**DIRECTIONS:** Pull every line with the word "data" out of the entries below.

%%

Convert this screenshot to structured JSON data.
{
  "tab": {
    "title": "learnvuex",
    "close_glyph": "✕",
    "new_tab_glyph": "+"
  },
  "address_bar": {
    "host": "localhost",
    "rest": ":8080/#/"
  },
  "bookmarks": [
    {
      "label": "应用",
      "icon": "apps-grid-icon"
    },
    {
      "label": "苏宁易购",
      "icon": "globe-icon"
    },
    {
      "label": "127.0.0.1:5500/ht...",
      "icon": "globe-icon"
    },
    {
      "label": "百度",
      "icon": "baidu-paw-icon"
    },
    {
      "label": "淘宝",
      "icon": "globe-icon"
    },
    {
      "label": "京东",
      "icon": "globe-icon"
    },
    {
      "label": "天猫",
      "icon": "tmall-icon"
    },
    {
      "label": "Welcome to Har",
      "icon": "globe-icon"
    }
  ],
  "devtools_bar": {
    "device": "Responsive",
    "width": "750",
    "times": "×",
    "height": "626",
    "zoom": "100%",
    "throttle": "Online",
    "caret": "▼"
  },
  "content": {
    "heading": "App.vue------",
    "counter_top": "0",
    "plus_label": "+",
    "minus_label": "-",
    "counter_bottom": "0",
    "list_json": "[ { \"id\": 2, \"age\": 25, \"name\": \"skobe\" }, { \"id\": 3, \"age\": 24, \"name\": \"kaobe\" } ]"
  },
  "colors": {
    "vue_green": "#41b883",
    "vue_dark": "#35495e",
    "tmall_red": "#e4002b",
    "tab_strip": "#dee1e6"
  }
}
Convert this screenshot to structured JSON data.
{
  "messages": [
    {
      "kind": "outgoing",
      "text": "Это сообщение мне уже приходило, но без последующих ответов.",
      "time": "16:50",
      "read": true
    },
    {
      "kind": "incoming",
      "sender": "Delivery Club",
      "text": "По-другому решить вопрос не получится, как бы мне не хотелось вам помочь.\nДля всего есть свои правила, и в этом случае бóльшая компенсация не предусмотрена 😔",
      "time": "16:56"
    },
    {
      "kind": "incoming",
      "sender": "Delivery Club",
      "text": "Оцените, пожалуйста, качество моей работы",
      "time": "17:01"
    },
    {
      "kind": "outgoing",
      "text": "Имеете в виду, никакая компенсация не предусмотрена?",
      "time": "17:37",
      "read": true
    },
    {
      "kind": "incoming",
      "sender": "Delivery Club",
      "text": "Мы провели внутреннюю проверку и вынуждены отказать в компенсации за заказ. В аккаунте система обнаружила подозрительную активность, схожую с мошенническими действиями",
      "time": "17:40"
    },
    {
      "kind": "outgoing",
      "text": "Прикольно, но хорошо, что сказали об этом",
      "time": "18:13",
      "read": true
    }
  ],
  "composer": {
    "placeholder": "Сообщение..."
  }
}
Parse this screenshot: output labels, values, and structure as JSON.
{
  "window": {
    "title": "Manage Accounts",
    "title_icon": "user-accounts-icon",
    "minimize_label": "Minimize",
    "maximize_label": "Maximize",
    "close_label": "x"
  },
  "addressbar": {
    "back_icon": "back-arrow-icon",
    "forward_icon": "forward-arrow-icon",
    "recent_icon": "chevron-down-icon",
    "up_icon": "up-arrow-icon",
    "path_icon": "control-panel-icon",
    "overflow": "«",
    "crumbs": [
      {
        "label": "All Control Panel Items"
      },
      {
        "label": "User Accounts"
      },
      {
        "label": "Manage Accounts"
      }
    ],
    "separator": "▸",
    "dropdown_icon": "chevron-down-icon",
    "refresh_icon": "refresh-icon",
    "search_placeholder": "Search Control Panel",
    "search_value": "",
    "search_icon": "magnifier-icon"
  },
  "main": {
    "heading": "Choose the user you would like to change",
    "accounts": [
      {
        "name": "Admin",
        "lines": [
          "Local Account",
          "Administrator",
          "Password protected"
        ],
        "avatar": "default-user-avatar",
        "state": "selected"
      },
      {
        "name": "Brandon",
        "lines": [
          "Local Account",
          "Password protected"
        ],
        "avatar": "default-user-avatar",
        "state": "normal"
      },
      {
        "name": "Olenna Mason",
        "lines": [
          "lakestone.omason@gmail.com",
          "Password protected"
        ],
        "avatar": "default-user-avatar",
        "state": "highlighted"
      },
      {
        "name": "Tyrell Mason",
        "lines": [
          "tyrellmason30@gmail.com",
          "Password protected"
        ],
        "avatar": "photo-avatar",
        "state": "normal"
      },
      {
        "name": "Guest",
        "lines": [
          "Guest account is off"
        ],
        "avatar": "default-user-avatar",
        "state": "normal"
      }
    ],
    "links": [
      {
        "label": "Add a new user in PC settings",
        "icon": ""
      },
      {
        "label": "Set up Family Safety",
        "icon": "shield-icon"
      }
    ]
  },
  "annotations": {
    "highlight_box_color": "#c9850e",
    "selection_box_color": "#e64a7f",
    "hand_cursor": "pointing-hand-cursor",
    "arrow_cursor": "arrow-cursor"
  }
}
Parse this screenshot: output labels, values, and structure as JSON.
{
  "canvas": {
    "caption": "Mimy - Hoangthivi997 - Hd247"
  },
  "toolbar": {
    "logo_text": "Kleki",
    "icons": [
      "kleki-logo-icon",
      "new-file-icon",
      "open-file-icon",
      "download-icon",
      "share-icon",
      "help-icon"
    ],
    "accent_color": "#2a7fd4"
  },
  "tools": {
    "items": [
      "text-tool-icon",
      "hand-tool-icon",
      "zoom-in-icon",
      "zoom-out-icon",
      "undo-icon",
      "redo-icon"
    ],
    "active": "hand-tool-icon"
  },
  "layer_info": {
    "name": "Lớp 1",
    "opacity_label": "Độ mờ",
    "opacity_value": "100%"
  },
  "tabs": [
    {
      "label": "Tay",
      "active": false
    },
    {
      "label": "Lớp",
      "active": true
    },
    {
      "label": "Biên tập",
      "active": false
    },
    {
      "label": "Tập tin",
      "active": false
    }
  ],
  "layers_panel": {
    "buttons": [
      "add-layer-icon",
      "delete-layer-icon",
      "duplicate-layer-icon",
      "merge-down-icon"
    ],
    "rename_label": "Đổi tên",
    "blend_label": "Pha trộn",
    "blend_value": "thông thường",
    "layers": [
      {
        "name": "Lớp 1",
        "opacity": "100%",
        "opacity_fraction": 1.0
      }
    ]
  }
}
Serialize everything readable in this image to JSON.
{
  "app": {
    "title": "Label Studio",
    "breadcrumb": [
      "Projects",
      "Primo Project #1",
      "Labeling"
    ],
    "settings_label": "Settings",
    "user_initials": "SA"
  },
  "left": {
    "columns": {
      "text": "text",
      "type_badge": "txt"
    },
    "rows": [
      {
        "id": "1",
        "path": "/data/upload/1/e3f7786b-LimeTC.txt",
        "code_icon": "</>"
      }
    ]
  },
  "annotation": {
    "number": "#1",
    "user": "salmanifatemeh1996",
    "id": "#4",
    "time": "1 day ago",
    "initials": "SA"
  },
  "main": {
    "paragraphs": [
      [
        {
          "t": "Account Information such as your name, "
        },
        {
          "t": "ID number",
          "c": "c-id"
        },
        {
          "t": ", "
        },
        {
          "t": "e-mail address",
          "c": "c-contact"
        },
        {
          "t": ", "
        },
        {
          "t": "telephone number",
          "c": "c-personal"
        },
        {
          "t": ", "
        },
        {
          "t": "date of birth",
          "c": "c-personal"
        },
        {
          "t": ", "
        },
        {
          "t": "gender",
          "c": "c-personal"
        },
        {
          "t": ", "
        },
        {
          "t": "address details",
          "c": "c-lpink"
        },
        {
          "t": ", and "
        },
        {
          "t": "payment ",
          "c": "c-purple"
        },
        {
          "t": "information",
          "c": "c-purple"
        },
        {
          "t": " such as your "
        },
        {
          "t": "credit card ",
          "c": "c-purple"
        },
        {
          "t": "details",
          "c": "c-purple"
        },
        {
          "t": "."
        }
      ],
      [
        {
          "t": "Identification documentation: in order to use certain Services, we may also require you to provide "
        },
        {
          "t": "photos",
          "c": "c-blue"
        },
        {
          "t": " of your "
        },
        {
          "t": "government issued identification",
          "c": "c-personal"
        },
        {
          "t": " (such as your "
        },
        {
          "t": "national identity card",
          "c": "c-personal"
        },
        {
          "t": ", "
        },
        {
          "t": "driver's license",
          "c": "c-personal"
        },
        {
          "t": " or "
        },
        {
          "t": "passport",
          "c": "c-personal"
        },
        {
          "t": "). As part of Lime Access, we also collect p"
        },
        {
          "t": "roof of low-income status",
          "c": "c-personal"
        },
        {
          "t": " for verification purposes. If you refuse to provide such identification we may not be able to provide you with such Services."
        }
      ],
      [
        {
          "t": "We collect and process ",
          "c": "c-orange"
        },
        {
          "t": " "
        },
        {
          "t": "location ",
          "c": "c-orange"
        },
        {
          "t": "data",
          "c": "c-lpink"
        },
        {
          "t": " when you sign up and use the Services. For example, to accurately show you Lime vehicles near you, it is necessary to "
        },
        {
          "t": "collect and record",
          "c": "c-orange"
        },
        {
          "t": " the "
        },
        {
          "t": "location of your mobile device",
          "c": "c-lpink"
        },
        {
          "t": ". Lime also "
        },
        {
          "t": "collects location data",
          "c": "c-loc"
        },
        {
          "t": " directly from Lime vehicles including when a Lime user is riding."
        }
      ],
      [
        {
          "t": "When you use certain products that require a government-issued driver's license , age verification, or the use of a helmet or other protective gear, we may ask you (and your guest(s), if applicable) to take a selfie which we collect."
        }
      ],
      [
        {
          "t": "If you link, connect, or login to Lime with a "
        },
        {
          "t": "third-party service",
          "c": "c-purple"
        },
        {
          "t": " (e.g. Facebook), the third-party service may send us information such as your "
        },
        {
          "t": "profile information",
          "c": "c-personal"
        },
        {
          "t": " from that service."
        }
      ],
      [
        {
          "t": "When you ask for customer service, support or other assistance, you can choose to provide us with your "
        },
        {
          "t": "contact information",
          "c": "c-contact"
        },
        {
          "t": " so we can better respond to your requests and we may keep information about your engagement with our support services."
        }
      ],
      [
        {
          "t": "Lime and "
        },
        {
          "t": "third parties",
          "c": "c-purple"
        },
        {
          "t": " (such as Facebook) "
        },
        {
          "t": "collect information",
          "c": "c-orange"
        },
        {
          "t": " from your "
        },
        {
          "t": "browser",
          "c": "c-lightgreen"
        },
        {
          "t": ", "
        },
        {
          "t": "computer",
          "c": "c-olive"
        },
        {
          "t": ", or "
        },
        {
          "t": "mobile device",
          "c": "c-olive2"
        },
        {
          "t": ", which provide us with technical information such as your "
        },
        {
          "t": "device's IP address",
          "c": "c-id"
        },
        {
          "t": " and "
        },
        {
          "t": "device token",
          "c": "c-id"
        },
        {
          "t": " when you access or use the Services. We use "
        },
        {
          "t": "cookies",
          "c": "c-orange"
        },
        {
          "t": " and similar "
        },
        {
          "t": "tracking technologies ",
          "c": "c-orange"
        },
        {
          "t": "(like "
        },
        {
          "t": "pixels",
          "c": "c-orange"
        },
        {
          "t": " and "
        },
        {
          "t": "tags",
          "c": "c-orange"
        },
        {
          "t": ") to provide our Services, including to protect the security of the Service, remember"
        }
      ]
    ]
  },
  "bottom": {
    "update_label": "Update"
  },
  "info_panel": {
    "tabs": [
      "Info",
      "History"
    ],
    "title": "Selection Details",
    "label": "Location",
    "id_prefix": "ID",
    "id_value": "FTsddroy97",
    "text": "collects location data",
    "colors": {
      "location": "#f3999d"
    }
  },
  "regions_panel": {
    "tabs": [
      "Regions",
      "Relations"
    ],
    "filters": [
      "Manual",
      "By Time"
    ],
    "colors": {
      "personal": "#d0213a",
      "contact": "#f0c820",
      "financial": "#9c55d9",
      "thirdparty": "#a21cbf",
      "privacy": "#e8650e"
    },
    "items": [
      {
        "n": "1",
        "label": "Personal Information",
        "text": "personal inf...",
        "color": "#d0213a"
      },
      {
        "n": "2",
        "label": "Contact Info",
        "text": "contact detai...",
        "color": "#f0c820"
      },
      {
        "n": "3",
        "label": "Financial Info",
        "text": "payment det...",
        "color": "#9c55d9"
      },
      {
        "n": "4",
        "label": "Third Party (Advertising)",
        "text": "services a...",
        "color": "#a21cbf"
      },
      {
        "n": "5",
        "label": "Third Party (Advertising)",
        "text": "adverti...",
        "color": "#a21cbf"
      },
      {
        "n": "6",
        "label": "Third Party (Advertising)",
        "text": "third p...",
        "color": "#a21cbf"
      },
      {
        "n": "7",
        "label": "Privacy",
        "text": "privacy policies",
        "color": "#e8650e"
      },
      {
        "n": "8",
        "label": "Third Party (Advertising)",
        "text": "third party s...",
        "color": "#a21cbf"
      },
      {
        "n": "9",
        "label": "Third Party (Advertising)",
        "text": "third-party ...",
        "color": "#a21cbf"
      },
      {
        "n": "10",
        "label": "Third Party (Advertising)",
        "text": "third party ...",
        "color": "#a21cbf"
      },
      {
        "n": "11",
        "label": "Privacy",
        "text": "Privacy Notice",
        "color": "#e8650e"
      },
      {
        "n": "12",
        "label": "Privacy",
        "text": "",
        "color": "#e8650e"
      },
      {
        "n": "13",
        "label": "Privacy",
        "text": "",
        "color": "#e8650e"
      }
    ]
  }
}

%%

**RESULT OF THE TASK:**
Convert this screenshot to structured JSON data.
Convert this screenshot to structured JSON data.
        "path": "/data/upload/1/e3f7786b-LimeTC.txt",
          "t": "data",
          "t": "collects location data",
    "text": "collects location data",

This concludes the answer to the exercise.